While many of the features of MobileMe are simply being upgraded in the move to iCloud, Apple has previously noted that Gallery, iDisk and iWeb are on the chopping block. Now, the company has further made it clear that data sync features will also be canceled in its iCloud transition steps.
A key feature of .Mac and later MobileMe was the cloud integration of iSync, Apple's Mac-centric tool for keeping data in sync among a variety of devices as part of its "digital hub strategy" first unveiled a decade ago. The data sync of .Mac and subsequently MobileMe moved the "truth database" from the user's Mac into the cloud, making it possible to sync additional types of data between Macs.
MobileMe currently allows a user to sync a variety of settings between Macs, including the layout of Dashboard widgets, Dock items, passwords and credentials saved in the Keychain, email account information including Mail Rules, Signatures and Smart Mailboxes, and System Preferences.
However, all of these features will terminate as soon as a user migrates from MobileMe to the new iCloud, according to Apple's transition pages at me.com/move.

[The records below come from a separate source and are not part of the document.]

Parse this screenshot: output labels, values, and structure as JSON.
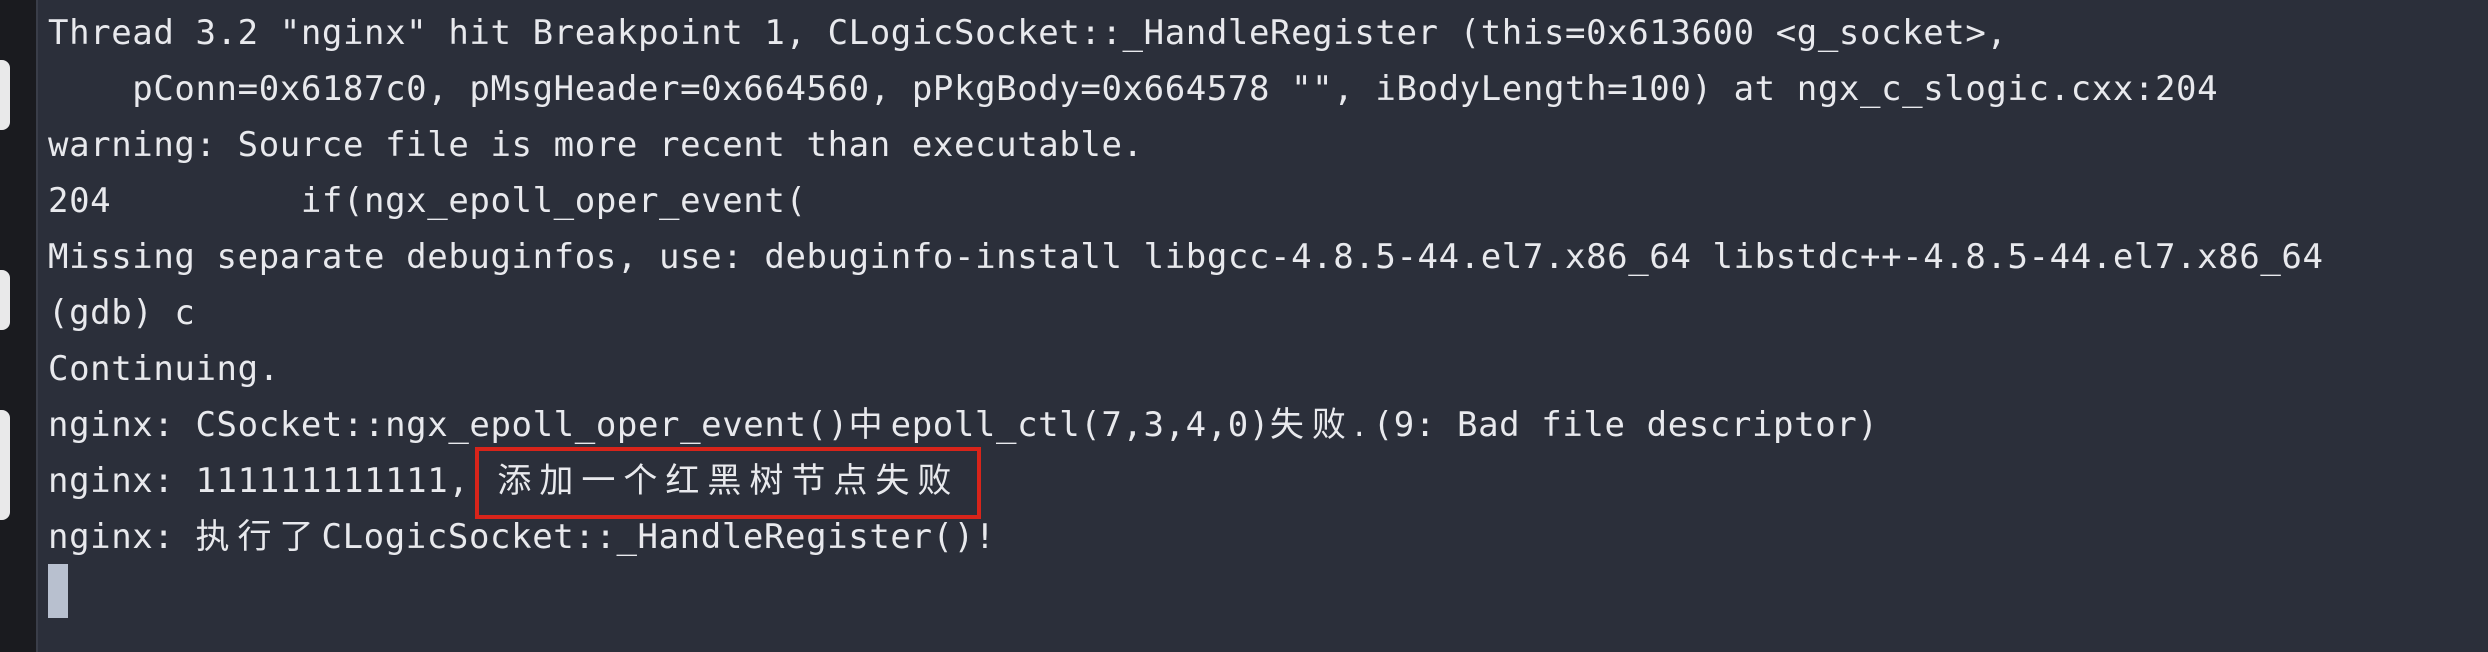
{
  "terminal": {
    "lines": [
      "Thread 3.2 \"nginx\" hit Breakpoint 1, CLogicSocket::_HandleRegister (this=0x613600 <g_socket>,",
      "    pConn=0x6187c0, pMsgHeader=0x664560, pPkgBody=0x664578 \"\", iBodyLength=100) at ngx_c_slogic.cxx:204",
      "warning: Source file is more recent than executable.",
      "204         if(ngx_epoll_oper_event(",
      "Missing separate debuginfos, use: debuginfo-install libgcc-4.8.5-44.el7.x86_64 libstdc++-4.8.5-44.el7.x86_64",
      "(gdb) c",
      "Continuing."
    ],
    "line_socket_prefix": "nginx: CSocket::ngx_epoll_oper_event()",
    "line_socket_cjk": "中",
    "line_socket_mid": "epoll_ctl(7,3,4,0)",
    "line_socket_cjk2": "失败.",
    "line_socket_suffix": "(9: Bad file descriptor)",
    "line_highlight_prefix": "nginx: 111111111111,",
    "line_highlight_boxed": "添加一个红黑树节点失败",
    "line_exec_prefix": "nginx: ",
    "line_exec_cjk": "执行了",
    "line_exec_suffix": "CLogicSocket::_HandleRegister()!"
  },
  "colors": {
    "terminal_bg": "#2b2f3a",
    "text": "#e8e9ed",
    "highlight_border": "#d8241a",
    "cursor": "#b8c0cf"
  }
}
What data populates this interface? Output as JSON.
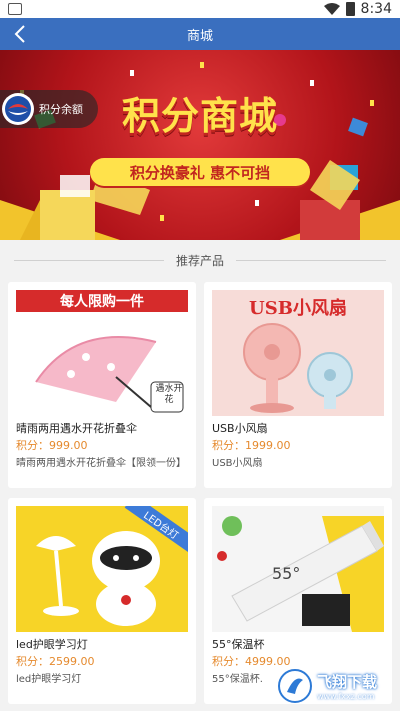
{
  "status_bar": {
    "time": "8:34"
  },
  "nav": {
    "title": "商城"
  },
  "banner": {
    "headline": "积分商城",
    "subline": "积分换豪礼 惠不可挡"
  },
  "points_button": {
    "label": "积分余额"
  },
  "section": {
    "title": "推荐产品"
  },
  "products": [
    {
      "name": "晴雨两用遇水开花折叠伞",
      "price": "积分：999.00",
      "desc": "晴雨两用遇水开花折叠伞【限领一份】",
      "image_banner": "每人限购一件",
      "image_tag": "遇水开花"
    },
    {
      "name": "USB小风扇",
      "price": "积分：1999.00",
      "desc": "USB小风扇",
      "image_banner": "USB小风扇"
    },
    {
      "name": "led护眼学习灯",
      "price": "积分：2599.00",
      "desc": "led护眼学习灯",
      "image_banner": "LED台灯"
    },
    {
      "name": "55°保温杯",
      "price": "积分：4999.00",
      "desc": "55°保温杯.",
      "image_banner": "55°"
    }
  ],
  "watermark": {
    "name": "飞翔下载",
    "url": "www.fxxz.com"
  },
  "colors": {
    "nav": "#3a6fbf",
    "price": "#e58a2e",
    "banner_red": "#b2141a",
    "banner_yellow": "#ffe24b"
  }
}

Other MobileMe features that are not being carried forward into iCloud, including Gallery media hosting, iDisk cloud storage and its integrated iWeb web hosting, will be continued for exiting MobileMe subscribers until June 30 of next year, even after migrating other data to iCloud. These features are easy to maintain independently from iCloud, because there is no direct equivalent in iCloud.
Gallery media hosting is being dramatically rethought as Photo Stream, a push updating feature that presents a user's photos on the mobile devices, Mac photo albums, and on Apple TV rather than via a web site. Similarly, iDisk is making way for an entirely new type of document and data updating that focuses on a users' own hardware rather than web-centric hosting.
The iCloud migration process is currently only open to developers, as it requires users to have iOS 5 beta 5 on their mobile devices, Mac OS X Lion 10.7.2 with the iCloud for Os X Lion beta 6 package on their Macs, and the iCloud Control Panel for Windows beta 4 running on any PCs they use.
Why the long phase?
Apple's discontinuation of data sync in iCloud is curious, particularly for Keychains and System Preferences, although the company may have plans to delegate such features to third party app developers.
Mail accounts have been overhauled enough in Mac OS X Lion that a continuation into iCloud might involve too much additional work; mail accounts are now being presented differently in Lion, which integrates external accounts across "Mail and Notes," "Calendar and Reminders," Chat and Contacts apps, rather than simply associating email account information with Mail.
Similarly, Dock items are now expanded into Lion's new Launchpad feature, which could make it problematic to sync Mac OS X Lion items with other Macs running previous versions of Mac OS X.
Apple notes that while Mail, Contacts and Calendars can be migrated from MobileMe to iCloud, shared calendars may be affected in the move, while Bookmarks will simply be imported from a client system. This indicates the reduction in data supported in the transition to iCloud may largely be explained by Apple's hopes to keep the migration as simple and problem-free as possible, avoiding the issues users had in the move from .Mac to MobileMe.
Another reason for the shift in features between MobileMe and iCloud may be explained by the underlying security changes that differentiate the wide open iDisk from the carefully sandboxed design of iCloud's Documents & Data.
Currently, data synced to MobileMe by Mac OS X Sync Services is copied into openly accessible folders. It is likely Apple hopes to completely secure all iCloud data to avoid any embarrassing lapses and contain sensitive data from potential malware attacks. Individual apps, such as Keychain Access, Launchpad and System Preferences, may be modified in the future to take advantage of iCloud's key value data store, duplicating the old MobileMe features in a more secure fashion.